How short is too short?: Exploring diary study duration from the perspective of researching conferences and other short-term phenomena in higher education and beyond
Emily F. Henderson
Introduction - how long is too long ... or how short is too short?
In diary' method studies, often a key question in designing the study is, ‘how long is too long?’ This question stems from the fact that diary' method is known to be an effort-intensive form of data collection for participants, as, unlike with for example questionnaires or one-off interviews, they' have to produce the data themselves over a period of time (Reynolds et al., 2016). As such, when researchers justify their diary design, they often include a statement relating to how they made the diary design less onerous for participants, in order to increase the chances of participant recruitment and retention. We can see examples of this in the studies represented in other chapters of this book, such as where Cao (Chapter 5) asked participants to complete a diary' for one week per month, or where Dangeni et al. (Chapter 3) justified audio diaries based on the convenience for participants. The question of ‘how long is too long?’ pertains to diary studies which focus on capturing ongoing experiences, such as how people with chronic health conditions manage their health (Jacelon & Imperio, 2005), or in higher education how students choose where to study' (Beckers, van der Voordt & Dewulf, 2016). Secondly, it pertains to diary' projects aiming to study time-bound phenomena, but which are of longer durations, such as a sports season (Day & Thatcher, 2009) or, in higher education, students’ experiences of their first year of a course (Scott, Green & Cashmore, 2012). Neglected in diary method literature is the question, ‘how short is too short?’
Researching short-term, intense phenomena means researching people when they are at their busiest. This may seem to be a disadvantageous set of circumstances for using diary' method - a method which specialises in gathering nuanced reflections (Alaszewski, 2006) - but there may' be particular reasons why' we wish to capture the micro-level detail of short-term, intense phenomena, which would be easily' forgotten or glossed over in retrospective methods. This applies to anything where importance is placed on understanding process - the decisions that are taken, the feelings and actions which play' out at a mundane level, but which encompassexperience at a more general level. Hyers (2018, p. 28) expresses this as ‘studying the ephemera of everyday life’. In relation to higher education, this could apply to various phenomena - meetings and away days, engaging in assessment and feedback, planning teaching, conducting empirical fieldwork. The short-term phenomenon addressed in this chapter is conferences, in particular conference participation for academics who have caring responsibilities.

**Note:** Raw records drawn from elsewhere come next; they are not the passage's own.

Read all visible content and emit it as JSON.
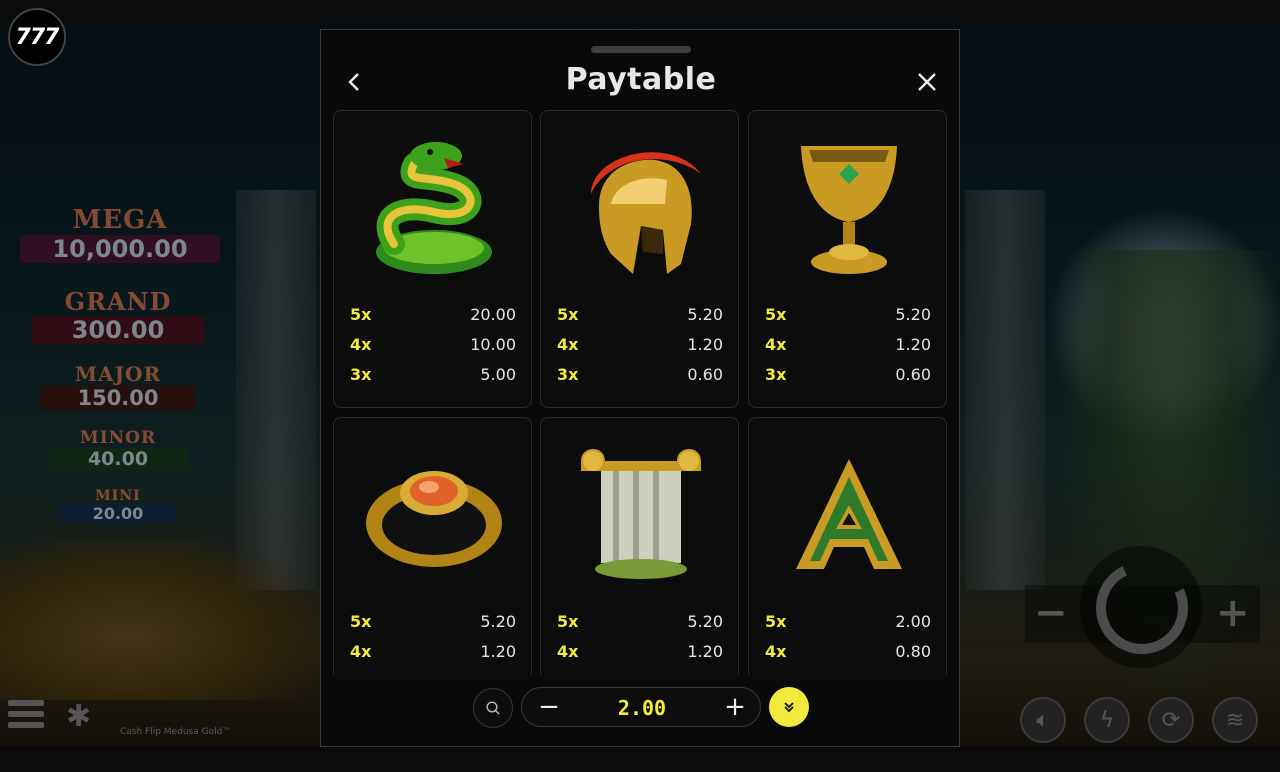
{
  "brand": {
    "logo_text": "777"
  },
  "background": {
    "jackpots": [
      {
        "name": "MEGA",
        "value": "10,000.00",
        "color": "#6a1740"
      },
      {
        "name": "GRAND",
        "value": "300.00",
        "color": "#7a1022"
      },
      {
        "name": "MAJOR",
        "value": "150.00",
        "color": "#5a1a10"
      },
      {
        "name": "MINOR",
        "value": "40.00",
        "color": "#1d4a1d"
      },
      {
        "name": "MINI",
        "value": "20.00",
        "color": "#15345a"
      }
    ],
    "game_title": "Cash Flip Medusa Gold™",
    "left_controls": [
      "menu-icon",
      "settings-puzzle-icon"
    ],
    "right_controls": [
      "volume-icon",
      "turbo-icon",
      "autoplay-icon",
      "coins-stack-icon"
    ]
  },
  "modal": {
    "title": "Paytable",
    "back_label": "‹",
    "close_label": "✕",
    "symbols": [
      {
        "icon": "snake-icon",
        "pays": [
          {
            "mult": "5x",
            "value": "20.00"
          },
          {
            "mult": "4x",
            "value": "10.00"
          },
          {
            "mult": "3x",
            "value": "5.00"
          }
        ]
      },
      {
        "icon": "helmet-icon",
        "pays": [
          {
            "mult": "5x",
            "value": "5.20"
          },
          {
            "mult": "4x",
            "value": "1.20"
          },
          {
            "mult": "3x",
            "value": "0.60"
          }
        ]
      },
      {
        "icon": "chalice-icon",
        "pays": [
          {
            "mult": "5x",
            "value": "5.20"
          },
          {
            "mult": "4x",
            "value": "1.20"
          },
          {
            "mult": "3x",
            "value": "0.60"
          }
        ]
      },
      {
        "icon": "ring-icon",
        "pays": [
          {
            "mult": "5x",
            "value": "5.20"
          },
          {
            "mult": "4x",
            "value": "1.20"
          }
        ]
      },
      {
        "icon": "column-icon",
        "pays": [
          {
            "mult": "5x",
            "value": "5.20"
          },
          {
            "mult": "4x",
            "value": "1.20"
          }
        ]
      },
      {
        "icon": "letter-a-icon",
        "pays": [
          {
            "mult": "5x",
            "value": "2.00"
          },
          {
            "mult": "4x",
            "value": "0.80"
          }
        ]
      }
    ],
    "letter_a_glyph": "A"
  },
  "footer": {
    "bet_value": "2.00",
    "minus_label": "−",
    "plus_label": "+",
    "accent_color": "#f2ea3c"
  }
}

Conferences remain an under-researched phenomenon within the higher education research field (Henderson, 2015, 2020a; Nicolson, 2017), and issues of inequality and conferences are no exception. There have been a number of studies relating to access to conferences, which have used survey and/or secondary data analysis methods to examine gender inequality (e.g. Eden, 2016) and ‘international’ representation (e.g. Derudder & Liu, 2016) at conferences. However, the experiences of academics while they are at conferences remain clouded in mystery. This chapter is based on a project entided Tn Two Places at Once’ (Henderson, Cao & Mansuy, 2018; Henderson, 2019a, 2020b; Henderson & Moreau, 2020), which set out to understand more about how academics with caring responsibilities manage attending and participating in conferences, following a previous study that uncovered some of these issues (Henderson, 2020a). The study employed an adapted form of diary-interview method (Zimmerman & Wieder, 1977), using the diary to capture the minutiae of academic-carers’ experiences of attending conferences, and the interview to compare the ‘case’ conference to other conference experiences, thus widening the purview of the study. The diary, which was a simple form with a grid for completion during the conference (explained further below), produced fascinating, detailed information on how care and conferences intertwine.
The chapter engages specifically with two principal issues. The first is that of time in relation to diaries: how short is too short to keep a diary'? And what counts as ‘short’? The second issue is the notion of sampling, which has a specific meaning in diary' research - in addition to the usual meaning of participant selection, sampling in diary’ research refers to the selection of timings for participants to record diary' entries (Bartlett & Milligan, 2015). While the chapter focuses on the use of diary' method to research caring practices at conferences, the issues covered are applicable to any short-term diary' study, in higher education or beyond. Overall the chapter argues that diary' method yields a great degree of flexibility in terms of its adaptability' to phenomena of different durations, but that there are particular considerations for short-term diary' studies relating to the duration of the diary versus duration of the phenomenon, and to the functioning of the sampling strategy' within a short, intense experience.